My goal wasn’t to wander again among the buildings. It was to hike the hill overlooking Bodie — something I didn’t do during a previous midsummer visit. It wasn’t to take photos, which I did. I wanted to see for myself if the area around Bodie was really as inhospitable as they say.

I reached Bodie at 2 p.m. and was atop the hill 45 minutes later.

It was while standing there in a wind in excess of 25 mph with the sun and temperature dropping I was convinced they weren’t exaggerating. Bodie was built on some of the most hellish real estate in California. By the time I got back to the car and high tailed it out of Bodie, temperatures had dropped below freezing and the wind chill was even worse.

Bodie has an average of 303 nights a year where temperatures plunge below freezing. That compares to Utqiagvk in Alaska with an average of 315 nights of below freezing temperatures.

Bodie is considered a rare example of dry-summer subarctic climate wedded with hot to freezing summers. Bodie also enjoys plenty of long winters with snow. It’s not unusual for winds to push 100 mph.

Making those conditions possible is the 8,400-foot elevation with a plateau that is extremely exposed with no mountains and such to protect it or slow winds down.

It was said to be a miserable place to live. I no longer have any reason to doubt it. The only places I’ve been colder are on similar plateaus on ridges between Death Valley and the Panamint Valley at 8,000 feet during winter hikes.

After that excursion it’s hard to doubt the harsh life that is described in books about Bodie.

The last gold mine closed in 1942. By then Bodie had gone from its peak population of 8,500 down to 90. When 1950 rolled around not a soul was left.

By 1962 when Bodie became a state historic park 170 buildings remained.

Today the number is down to about 110 buildings.

A number of them were left as abandoned. Stores have rusted canned goods caked over with dust and dirt on shelves while houses that will make you think some modern tiny homes are McMansions still have furniture and such left as abandoned.

Winter hours are 9 a.m. to 4 p.m. starting Nov. 17. Late spring, summer, and fall are clearly the better times to visit to thoroughly enjoy a day of wandering around the ghost town. A day visit from the Central Valley is doable although you can turn it into a short two-day trip with lodging in nearby Lee Vining or Bridgeport.

You can toss in a visit to nearby Mono Lake and its eerie tufa towers. Or you could head to Benton Hot Springs — an hour’s drive from Bodie on Highway 120 and soak up the warmth in rustic hot tubs fed by hot springs at campsites or in the nearby hotel.

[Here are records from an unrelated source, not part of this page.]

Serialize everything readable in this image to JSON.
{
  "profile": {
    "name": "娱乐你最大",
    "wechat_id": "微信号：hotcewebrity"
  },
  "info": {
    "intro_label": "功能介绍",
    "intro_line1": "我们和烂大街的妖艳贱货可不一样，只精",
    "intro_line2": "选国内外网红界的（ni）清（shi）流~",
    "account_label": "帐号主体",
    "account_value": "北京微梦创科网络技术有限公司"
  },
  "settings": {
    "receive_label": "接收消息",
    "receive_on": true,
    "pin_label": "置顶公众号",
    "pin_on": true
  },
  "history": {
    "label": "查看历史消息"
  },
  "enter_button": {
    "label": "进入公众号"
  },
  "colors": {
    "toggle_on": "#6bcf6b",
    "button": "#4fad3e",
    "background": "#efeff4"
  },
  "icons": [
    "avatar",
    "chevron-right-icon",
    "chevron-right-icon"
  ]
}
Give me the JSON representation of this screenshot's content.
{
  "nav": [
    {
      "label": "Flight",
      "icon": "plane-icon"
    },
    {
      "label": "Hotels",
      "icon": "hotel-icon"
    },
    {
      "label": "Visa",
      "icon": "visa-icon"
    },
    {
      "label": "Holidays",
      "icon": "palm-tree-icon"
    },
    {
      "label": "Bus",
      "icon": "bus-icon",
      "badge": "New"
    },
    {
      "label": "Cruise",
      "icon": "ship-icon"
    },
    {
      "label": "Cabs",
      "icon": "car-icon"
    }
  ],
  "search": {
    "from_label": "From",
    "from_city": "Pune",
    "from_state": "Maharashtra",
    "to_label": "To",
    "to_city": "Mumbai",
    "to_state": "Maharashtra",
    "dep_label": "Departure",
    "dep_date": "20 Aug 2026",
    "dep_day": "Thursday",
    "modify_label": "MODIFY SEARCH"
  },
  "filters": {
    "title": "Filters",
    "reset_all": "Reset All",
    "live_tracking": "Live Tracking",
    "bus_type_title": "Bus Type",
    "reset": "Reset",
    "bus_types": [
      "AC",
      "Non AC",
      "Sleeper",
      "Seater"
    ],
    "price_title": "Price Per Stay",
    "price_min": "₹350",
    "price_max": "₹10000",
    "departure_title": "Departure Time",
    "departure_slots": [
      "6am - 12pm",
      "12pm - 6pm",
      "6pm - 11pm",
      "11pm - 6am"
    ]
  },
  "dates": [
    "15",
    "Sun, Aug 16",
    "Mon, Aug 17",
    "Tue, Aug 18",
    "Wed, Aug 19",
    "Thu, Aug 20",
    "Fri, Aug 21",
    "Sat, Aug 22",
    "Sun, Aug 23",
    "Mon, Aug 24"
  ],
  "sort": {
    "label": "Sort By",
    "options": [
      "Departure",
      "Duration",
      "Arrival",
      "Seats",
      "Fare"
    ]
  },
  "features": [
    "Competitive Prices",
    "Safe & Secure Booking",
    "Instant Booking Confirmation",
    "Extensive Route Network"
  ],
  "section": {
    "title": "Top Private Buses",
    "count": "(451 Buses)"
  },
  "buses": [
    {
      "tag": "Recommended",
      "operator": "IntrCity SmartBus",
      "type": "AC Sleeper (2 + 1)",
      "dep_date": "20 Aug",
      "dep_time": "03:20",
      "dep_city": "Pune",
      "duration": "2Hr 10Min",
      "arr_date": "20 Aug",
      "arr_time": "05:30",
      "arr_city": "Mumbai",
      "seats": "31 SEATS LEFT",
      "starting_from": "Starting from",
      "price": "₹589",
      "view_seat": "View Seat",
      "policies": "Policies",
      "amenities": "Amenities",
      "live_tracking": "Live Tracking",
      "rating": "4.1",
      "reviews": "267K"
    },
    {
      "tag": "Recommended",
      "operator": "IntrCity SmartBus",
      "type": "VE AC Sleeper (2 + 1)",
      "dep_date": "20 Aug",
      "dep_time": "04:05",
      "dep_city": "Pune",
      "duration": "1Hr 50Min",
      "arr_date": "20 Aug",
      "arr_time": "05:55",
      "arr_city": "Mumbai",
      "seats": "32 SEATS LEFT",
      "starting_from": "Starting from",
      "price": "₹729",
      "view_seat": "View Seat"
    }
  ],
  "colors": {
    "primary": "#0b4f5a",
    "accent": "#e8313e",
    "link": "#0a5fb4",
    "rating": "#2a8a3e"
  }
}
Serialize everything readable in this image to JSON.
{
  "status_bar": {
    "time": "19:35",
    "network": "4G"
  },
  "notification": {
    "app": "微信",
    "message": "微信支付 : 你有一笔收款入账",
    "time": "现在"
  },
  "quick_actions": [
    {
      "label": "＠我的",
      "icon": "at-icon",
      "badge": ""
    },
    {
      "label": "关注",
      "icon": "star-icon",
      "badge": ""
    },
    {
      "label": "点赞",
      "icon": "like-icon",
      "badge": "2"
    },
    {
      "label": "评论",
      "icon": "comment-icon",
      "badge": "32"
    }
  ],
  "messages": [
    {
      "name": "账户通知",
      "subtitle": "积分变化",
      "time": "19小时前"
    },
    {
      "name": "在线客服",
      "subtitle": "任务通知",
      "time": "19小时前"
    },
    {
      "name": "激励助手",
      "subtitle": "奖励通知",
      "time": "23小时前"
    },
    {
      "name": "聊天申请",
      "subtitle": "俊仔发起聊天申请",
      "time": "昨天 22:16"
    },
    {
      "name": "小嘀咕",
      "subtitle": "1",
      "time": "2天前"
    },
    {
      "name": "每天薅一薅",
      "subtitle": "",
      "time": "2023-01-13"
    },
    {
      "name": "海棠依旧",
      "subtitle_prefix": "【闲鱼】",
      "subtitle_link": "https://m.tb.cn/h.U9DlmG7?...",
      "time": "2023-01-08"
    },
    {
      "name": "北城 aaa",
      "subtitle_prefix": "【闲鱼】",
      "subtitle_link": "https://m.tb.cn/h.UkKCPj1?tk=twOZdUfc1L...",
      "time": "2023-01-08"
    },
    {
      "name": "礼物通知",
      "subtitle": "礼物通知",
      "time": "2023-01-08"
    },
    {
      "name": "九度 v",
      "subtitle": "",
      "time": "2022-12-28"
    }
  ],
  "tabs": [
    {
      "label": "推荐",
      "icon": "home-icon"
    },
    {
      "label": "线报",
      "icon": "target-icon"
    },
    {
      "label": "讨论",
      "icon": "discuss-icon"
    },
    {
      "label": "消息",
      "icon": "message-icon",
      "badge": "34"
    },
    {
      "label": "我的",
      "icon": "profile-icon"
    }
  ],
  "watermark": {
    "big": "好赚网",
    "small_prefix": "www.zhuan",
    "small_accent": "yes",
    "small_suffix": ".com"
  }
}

As for me, I believe the story is plausible that a young girl upon learning in the 1880s her family was moving to Bodie wrote in her diary, “Good-bye God, I’m going to Bodie.”

And while that may have been a reference at the town’s peak to its 65 saloons, numerous opium dens, houses of ill-repute as well as its legendary violence and murders, the weather is enough to convince me of the truth to those six words.

There are more than 100 buildings in a state of arrested decay at Bodie State Park. Photo Courtesy California State Parks